> _What is needed_
Among the lines below, copy each one in which "Hide" appears.

> _Data_

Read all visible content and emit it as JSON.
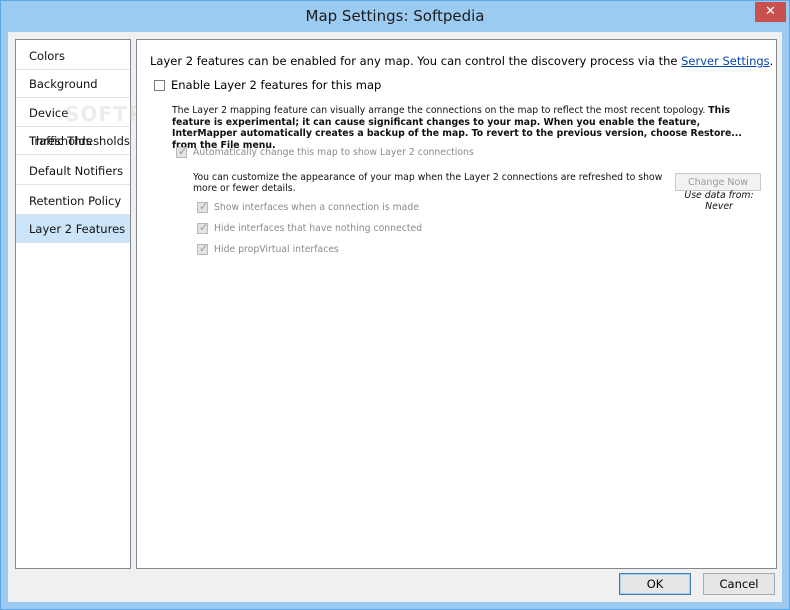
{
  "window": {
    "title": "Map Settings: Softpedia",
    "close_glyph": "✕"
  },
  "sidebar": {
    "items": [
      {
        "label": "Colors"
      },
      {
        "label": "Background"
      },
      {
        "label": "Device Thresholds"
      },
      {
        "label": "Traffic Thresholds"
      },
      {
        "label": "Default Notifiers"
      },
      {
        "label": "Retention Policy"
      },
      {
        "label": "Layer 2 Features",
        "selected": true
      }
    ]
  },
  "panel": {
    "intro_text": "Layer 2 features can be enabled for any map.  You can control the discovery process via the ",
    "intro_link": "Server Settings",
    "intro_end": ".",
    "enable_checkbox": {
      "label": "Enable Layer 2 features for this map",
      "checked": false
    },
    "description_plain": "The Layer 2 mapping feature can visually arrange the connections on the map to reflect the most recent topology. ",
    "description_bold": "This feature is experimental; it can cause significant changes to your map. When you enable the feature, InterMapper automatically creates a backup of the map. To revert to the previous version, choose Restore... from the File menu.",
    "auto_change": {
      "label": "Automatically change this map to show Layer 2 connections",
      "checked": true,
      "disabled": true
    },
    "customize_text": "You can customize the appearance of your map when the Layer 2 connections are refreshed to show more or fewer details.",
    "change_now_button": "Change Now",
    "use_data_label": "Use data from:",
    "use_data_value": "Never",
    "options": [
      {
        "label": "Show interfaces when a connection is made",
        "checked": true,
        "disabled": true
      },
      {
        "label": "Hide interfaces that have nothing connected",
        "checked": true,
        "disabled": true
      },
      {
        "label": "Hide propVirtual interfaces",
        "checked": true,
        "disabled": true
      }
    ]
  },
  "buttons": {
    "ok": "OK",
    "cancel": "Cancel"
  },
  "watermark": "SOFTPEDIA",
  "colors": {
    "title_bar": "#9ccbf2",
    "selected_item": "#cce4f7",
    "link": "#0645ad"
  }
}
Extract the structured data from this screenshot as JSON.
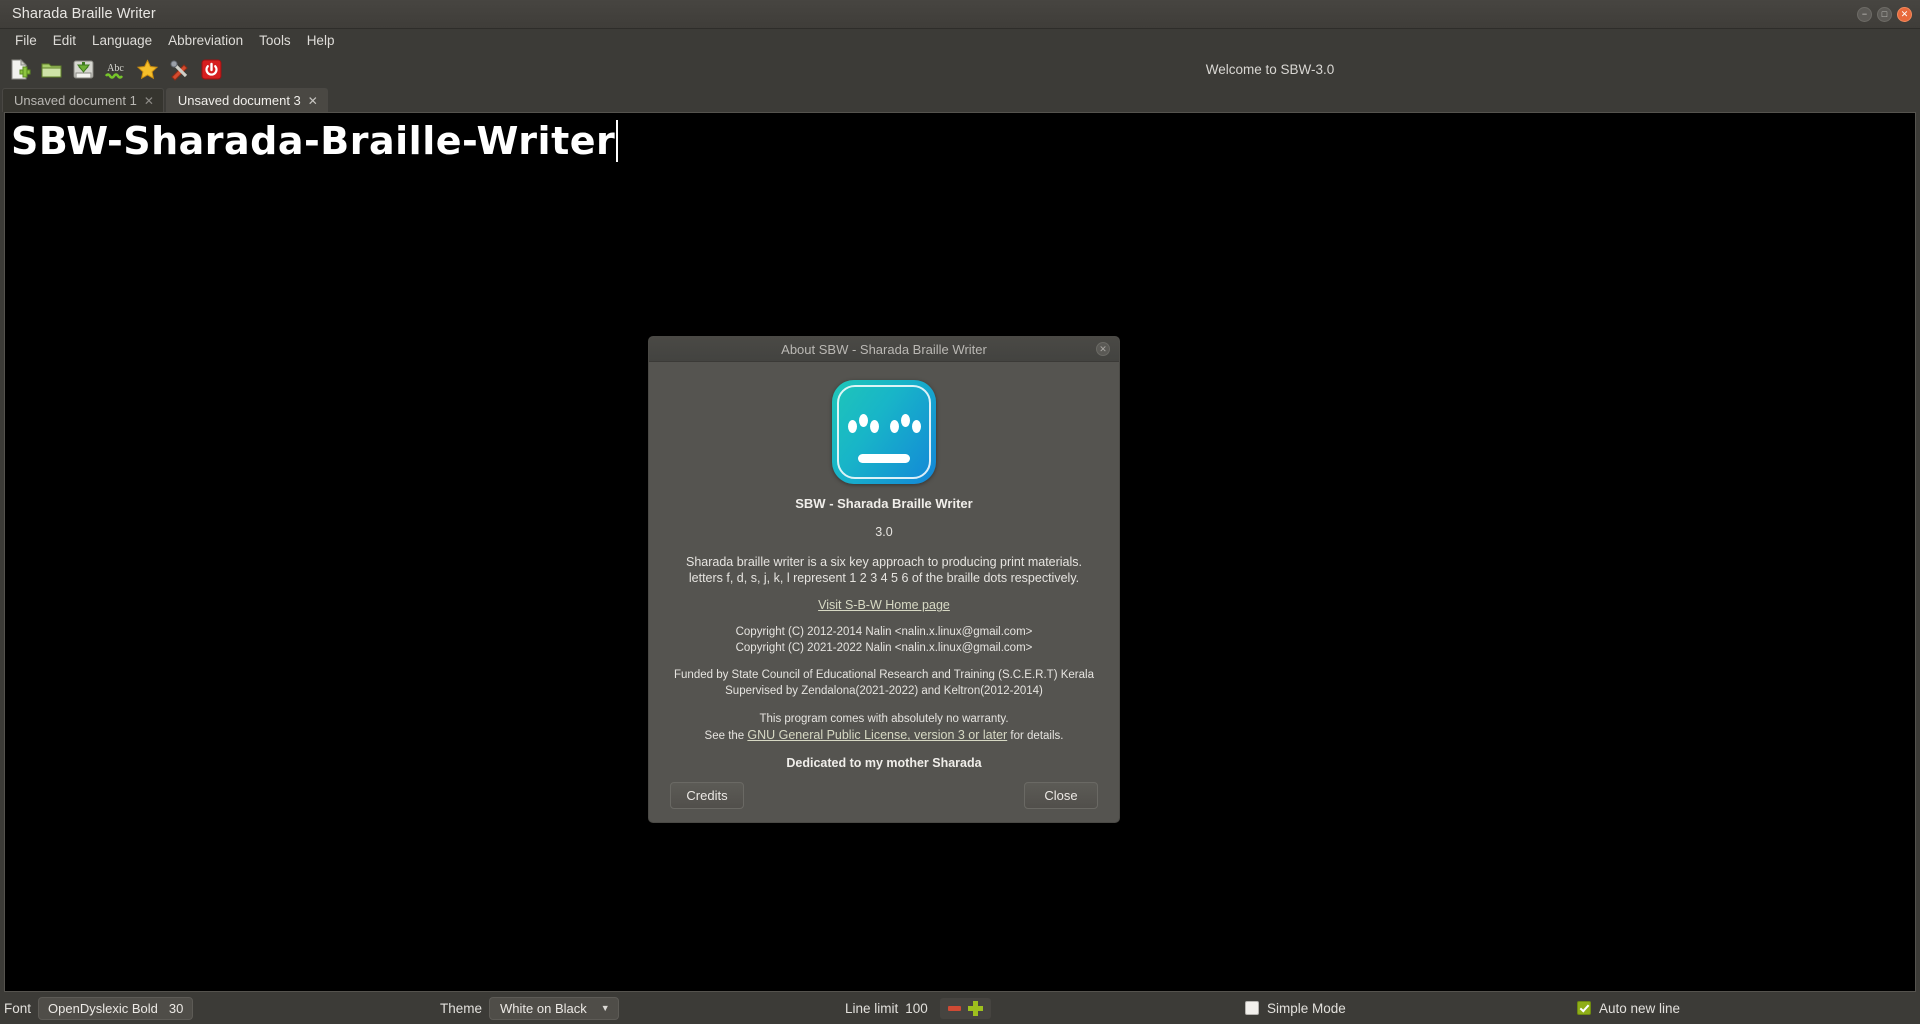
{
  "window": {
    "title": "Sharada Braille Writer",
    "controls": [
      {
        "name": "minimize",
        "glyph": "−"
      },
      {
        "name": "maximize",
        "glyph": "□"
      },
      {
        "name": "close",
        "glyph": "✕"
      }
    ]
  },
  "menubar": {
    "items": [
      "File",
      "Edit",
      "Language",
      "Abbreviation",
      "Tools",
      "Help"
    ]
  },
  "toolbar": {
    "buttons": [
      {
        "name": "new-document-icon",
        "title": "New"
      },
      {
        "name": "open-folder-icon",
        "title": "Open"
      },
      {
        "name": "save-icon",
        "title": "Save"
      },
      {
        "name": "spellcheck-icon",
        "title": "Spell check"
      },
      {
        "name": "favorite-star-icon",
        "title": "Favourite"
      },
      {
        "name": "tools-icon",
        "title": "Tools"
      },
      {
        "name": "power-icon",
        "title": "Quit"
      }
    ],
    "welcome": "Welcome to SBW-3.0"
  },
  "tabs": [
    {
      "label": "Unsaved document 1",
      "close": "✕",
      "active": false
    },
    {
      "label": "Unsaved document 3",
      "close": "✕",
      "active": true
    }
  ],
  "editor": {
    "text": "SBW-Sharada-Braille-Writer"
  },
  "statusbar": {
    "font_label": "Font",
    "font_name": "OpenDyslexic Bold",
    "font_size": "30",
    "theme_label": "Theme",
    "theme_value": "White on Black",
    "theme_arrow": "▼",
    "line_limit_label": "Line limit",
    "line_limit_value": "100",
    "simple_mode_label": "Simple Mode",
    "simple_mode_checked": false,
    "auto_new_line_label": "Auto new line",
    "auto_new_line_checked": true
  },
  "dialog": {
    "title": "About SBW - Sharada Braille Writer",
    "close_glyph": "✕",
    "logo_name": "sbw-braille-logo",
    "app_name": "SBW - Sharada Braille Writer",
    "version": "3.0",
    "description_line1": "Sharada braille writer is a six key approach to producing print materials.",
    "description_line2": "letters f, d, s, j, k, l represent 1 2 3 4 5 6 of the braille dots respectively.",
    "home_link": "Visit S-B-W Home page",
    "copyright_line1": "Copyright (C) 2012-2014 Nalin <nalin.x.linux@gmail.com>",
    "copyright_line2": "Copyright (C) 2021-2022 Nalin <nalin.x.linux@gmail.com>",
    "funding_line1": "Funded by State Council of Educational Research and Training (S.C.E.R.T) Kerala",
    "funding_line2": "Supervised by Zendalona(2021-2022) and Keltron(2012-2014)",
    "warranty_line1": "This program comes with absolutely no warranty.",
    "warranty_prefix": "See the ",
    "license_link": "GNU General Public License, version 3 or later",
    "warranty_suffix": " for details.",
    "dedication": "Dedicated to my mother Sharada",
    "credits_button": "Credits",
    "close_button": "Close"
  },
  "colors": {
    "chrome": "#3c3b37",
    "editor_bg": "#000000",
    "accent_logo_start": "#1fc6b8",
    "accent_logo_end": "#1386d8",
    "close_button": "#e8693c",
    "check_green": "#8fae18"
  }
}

> _Written answer_
        "label": "Hide interfaces that have nothing connected",
        "label": "Hide propVirtual interfaces",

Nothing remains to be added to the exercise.